20/3/1471In late March 1471, after having returned from exile and landed at Ravenspur on the River Humber, Edward of York moved his army around the Marquess of Montagu’s forces at Pontefract and arrived at Sandal Castle, the scene of his father's death. Despite, at this stage, having a far greater force composed of local militias (estimates say 6,000 to 7,000 men) than Edward, Montagu chose to track him as he moved south. Seemingly, even Pontefract Castle's bailiff deserted Montagu for the returning king, taking the castle's funds with him.
25/3/1414On 25th March 1414, Thomas Clifford , 8th Baron Clifford, was born. The Clifford family seat was at Skipton. Thomas, who would be killed at the first battle of St Albans on 22nd May 1455, was the father of John Clifford, a key protagonist at the Battles of Wakefield and Ferrybridge and accredited with the slaying of Edmund Earl of Rutland following the former.
25/3/1458On 25th March 1458, Richard, Duke of York and lord of Sandal Castle, was part of the ‘hypocritical’ Love Day parade from Westminster Palace to St Paul’s Cathedral organised by Henry VI in his attempts to end the ongoing rivalries in his kingdom. York, himself, was ordered to compensate the 2nd Duke of Somerset’s family to the tune of 5,000 marks (£3.8 million in today’s money) for his killing at the Battle of St Albans three years before. The Earl of Warwick was required to compensate Lord Clifford for his father’s loss, the Earl of Salisbury was forced to negate some debts owed to him by the Percys and all three Yorkist lords had to pay £45 a year (over £51,000 today) to fund prayers at St Albans Abbey for those killed in action at the battle. Only one sanction (against Lord Egremont) was stipulated against the Lancastrian court party. Henry led the parade followed by Queen Margaret holding York’s hand then Salisbury holding hands with Somerset and Warwick with the Duke of Exeter. Unsurprisingly, hostilities broke out within months with the Battle of Blore Heath eighteen months later resulting in around 3,000 killed.

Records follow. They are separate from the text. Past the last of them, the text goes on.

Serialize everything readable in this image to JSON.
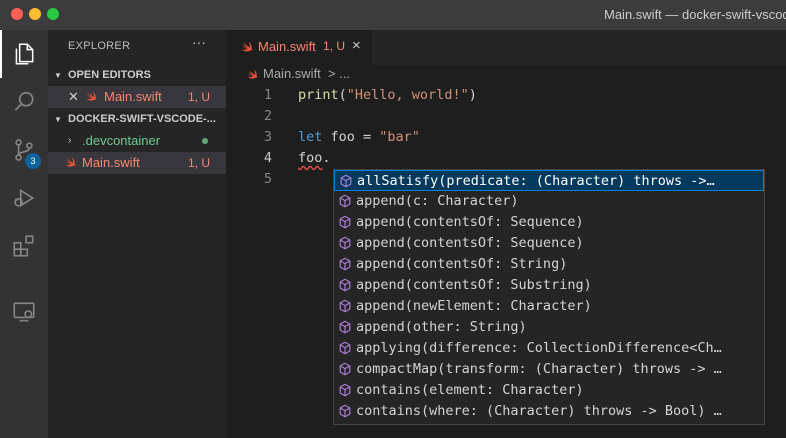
{
  "window": {
    "title": "Main.swift — docker-swift-vscode"
  },
  "activity_bar": {
    "items": [
      "files-icon",
      "search-icon",
      "source-control-icon",
      "run-debug-icon",
      "extensions-icon",
      "remote-explorer-icon"
    ],
    "source_control_badge": "3"
  },
  "sidebar": {
    "title": "EXPLORER",
    "more": "···",
    "open_editors": {
      "header": "OPEN EDITORS",
      "items": [
        {
          "name": "Main.swift",
          "meta": "1, U"
        }
      ]
    },
    "workspace": {
      "header": "DOCKER-SWIFT-VSCODE-...",
      "items": [
        {
          "name": ".devcontainer"
        },
        {
          "name": "Main.swift",
          "meta": "1, U"
        }
      ]
    }
  },
  "tabs": [
    {
      "name": "Main.swift",
      "meta": "1, U",
      "close": "×"
    }
  ],
  "breadcrumb": {
    "file": "Main.swift",
    "more": "> ..."
  },
  "editor": {
    "lines": [
      {
        "num": "1"
      },
      {
        "num": "2"
      },
      {
        "num": "3"
      },
      {
        "num": "4"
      },
      {
        "num": "5"
      }
    ],
    "code": {
      "l1_fn": "print",
      "l1_open": "(",
      "l1_str": "\"Hello, world!\"",
      "l1_close": ")",
      "l3_kw": "let",
      "l3_mid": " foo = ",
      "l3_str": "\"bar\"",
      "l4_var": "foo",
      "l4_dot": "."
    }
  },
  "suggestions": [
    "allSatisfy(predicate: (Character) throws ->…",
    "append(c: Character)",
    "append(contentsOf: Sequence)",
    "append(contentsOf: Sequence)",
    "append(contentsOf: String)",
    "append(contentsOf: Substring)",
    "append(newElement: Character)",
    "append(other: String)",
    "applying(difference: CollectionDifference<Ch…",
    "compactMap(transform: (Character) throws -> …",
    "contains(element: Character)",
    "contains(where: (Character) throws -> Bool) …"
  ],
  "colors": {
    "swift_orange": "#f05138",
    "error_text": "#f48771",
    "cube_purple": "#b180d7",
    "selection": "#04395e",
    "badge_blue": "#0e639c"
  }
}
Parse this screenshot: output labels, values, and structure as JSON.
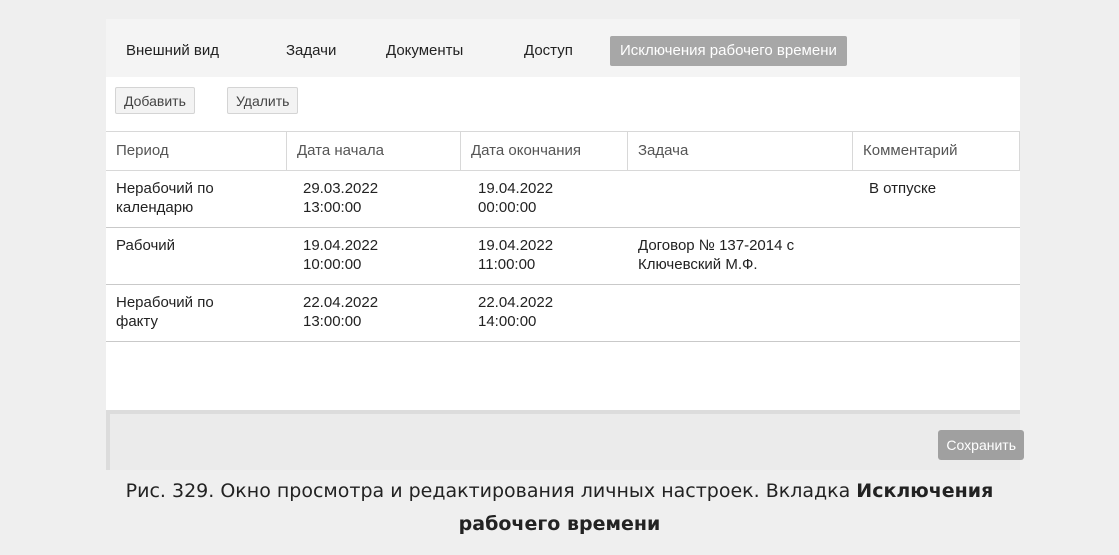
{
  "tabs": [
    {
      "label": "Внешний вид"
    },
    {
      "label": "Задачи"
    },
    {
      "label": "Документы"
    },
    {
      "label": "Доступ"
    },
    {
      "label": "Исключения рабочего времени",
      "active": true
    }
  ],
  "toolbar": {
    "add_label": "Добавить",
    "delete_label": "Удалить"
  },
  "table": {
    "columns": [
      "Период",
      "Дата начала",
      "Дата окончания",
      "Задача",
      "Комментарий"
    ],
    "rows": [
      {
        "period": [
          "Нерабочий по",
          "календарю"
        ],
        "start": [
          "29.03.2022",
          "13:00:00"
        ],
        "end": [
          "19.04.2022",
          "00:00:00"
        ],
        "task": [
          "",
          ""
        ],
        "comment": "В отпуске"
      },
      {
        "period": [
          "Рабочий",
          ""
        ],
        "start": [
          "19.04.2022",
          "10:00:00"
        ],
        "end": [
          "19.04.2022",
          "11:00:00"
        ],
        "task": [
          "Договор № 137-2014 с",
          "Ключевский М.Ф."
        ],
        "comment": ""
      },
      {
        "period": [
          "Нерабочий по",
          "факту"
        ],
        "start": [
          "22.04.2022",
          "13:00:00"
        ],
        "end": [
          "22.04.2022",
          "14:00:00"
        ],
        "task": [
          "",
          ""
        ],
        "comment": ""
      }
    ]
  },
  "footer": {
    "save_label": "Сохранить"
  },
  "caption": {
    "prefix": "Рис. 329. Окно просмотра и редактирования личных настроек. Вкладка ",
    "bold_1": "Исключения",
    "bold_2": "рабочего времени"
  }
}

27/3/1454Richard Duke of YorkOn 27th March 1454, whilst Henry VI was in a fit of deep melancholia and unable to speak, the Lords in parliament agreed to elect Richard Duke of York Protector of the Realm and Chief Councillor. Richard's base in the north was Sandal Castle. It would be fair to say there were many Lords that held grave concerns about York's suitability as Protector. However, at this stage, those fears were not realised and York attempted to be both fair and tough and non-partisan in all his dealings. Richard would subsequently be killed at the Battle of Wakefield in 1460.
28/3/1461On 28th March 1461, Lord John Clifford, who three months prior had slain Edmund Earl of Rutland on Chantry Bridge in Wakefield, was himself killed at the Battle of Ferrybridge, the pre-cursor to the Battle of Towton on the following day. Nicknamed ‘The Flower of Craven’, Clifford was killed at Dintingdale by the Yorkist vanguard contingent after taking off his gorget (armoured neck protection) either through heat or pain, only to be hit in the neck by an arrow.
30/3/1454On 30th March 1454, Richard Plantagenet (Duke of York and lord of Sandal Castle), presided over a meeting of the council (parliament) at Westminster to try to resolve the paralysed government of Henry VI, caused by his being taken ill in August 1453.
31/3/1951On 31st March 1951, the ‘Yorkshire Post and Leeds Intelligencer’ reported: ‘The Ministry of Works have (sic) told Wakefield City Council that they (sic) are not prepared at present to spend money on the remains of Sandal Castle, at one time an important West Riding stronghold, to preserve it as an ancient monument.’